_What you have to do_.
Copy each line of the records that holds the string "Forms".

[Data about app and page elements]

- - - -

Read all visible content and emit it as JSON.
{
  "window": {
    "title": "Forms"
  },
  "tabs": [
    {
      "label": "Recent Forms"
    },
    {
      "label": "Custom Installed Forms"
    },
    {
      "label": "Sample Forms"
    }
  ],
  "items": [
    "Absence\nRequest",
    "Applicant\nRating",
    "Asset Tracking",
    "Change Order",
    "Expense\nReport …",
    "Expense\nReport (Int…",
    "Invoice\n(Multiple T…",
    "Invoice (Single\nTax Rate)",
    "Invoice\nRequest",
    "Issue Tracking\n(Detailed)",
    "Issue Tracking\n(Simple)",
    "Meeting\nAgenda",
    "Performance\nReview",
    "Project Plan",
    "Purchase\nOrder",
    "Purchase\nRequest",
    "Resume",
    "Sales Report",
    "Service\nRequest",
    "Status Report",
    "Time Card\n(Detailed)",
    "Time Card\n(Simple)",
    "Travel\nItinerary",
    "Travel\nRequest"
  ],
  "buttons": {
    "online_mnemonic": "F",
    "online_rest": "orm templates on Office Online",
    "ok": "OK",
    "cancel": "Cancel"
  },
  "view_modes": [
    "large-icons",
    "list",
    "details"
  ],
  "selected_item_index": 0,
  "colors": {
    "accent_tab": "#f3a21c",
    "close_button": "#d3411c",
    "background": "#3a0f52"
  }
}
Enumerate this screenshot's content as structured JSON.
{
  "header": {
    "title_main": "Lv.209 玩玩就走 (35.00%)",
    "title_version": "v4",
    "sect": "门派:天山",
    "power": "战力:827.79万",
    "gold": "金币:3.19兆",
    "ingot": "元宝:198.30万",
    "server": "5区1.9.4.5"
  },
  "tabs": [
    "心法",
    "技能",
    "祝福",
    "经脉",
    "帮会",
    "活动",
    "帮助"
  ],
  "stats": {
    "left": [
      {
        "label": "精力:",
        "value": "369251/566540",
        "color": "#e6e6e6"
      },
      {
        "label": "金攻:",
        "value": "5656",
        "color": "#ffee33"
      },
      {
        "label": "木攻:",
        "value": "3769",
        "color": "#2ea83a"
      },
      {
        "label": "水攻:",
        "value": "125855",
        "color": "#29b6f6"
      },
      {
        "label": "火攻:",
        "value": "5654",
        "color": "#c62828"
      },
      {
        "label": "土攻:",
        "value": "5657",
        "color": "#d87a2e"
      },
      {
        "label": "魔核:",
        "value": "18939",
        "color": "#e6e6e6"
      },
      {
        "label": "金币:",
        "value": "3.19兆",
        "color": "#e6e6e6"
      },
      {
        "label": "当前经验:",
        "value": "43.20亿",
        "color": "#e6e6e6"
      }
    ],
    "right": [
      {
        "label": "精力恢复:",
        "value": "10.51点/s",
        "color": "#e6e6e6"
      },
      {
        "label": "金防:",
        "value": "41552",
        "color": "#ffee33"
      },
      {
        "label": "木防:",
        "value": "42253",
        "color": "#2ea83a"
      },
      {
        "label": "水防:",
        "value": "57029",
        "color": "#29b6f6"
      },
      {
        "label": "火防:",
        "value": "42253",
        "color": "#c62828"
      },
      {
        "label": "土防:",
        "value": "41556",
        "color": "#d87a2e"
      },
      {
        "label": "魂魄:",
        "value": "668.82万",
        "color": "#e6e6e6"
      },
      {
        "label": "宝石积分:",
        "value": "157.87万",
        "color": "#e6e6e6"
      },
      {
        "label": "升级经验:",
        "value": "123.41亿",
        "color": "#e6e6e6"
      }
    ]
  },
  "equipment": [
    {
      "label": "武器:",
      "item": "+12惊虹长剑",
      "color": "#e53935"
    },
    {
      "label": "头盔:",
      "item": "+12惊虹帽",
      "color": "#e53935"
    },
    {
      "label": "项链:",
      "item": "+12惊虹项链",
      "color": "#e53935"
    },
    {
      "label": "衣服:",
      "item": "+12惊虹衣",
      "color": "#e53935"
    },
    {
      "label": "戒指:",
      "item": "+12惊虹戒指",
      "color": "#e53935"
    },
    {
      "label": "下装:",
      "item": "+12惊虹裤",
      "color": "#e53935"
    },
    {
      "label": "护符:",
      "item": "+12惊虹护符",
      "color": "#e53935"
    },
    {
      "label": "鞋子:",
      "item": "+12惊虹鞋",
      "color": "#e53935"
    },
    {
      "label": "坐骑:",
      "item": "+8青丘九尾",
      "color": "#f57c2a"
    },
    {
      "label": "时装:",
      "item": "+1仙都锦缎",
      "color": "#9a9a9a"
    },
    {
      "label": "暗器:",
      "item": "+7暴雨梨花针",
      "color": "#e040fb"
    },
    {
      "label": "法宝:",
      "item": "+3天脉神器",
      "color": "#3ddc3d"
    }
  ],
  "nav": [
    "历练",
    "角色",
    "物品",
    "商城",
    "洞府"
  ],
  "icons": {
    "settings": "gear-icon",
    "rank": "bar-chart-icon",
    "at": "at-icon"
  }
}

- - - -

_Output of the exercise_.
    "title": "Forms"
      "label": "Recent Forms"
      "label": "Custom Installed Forms"
      "label": "Sample Forms"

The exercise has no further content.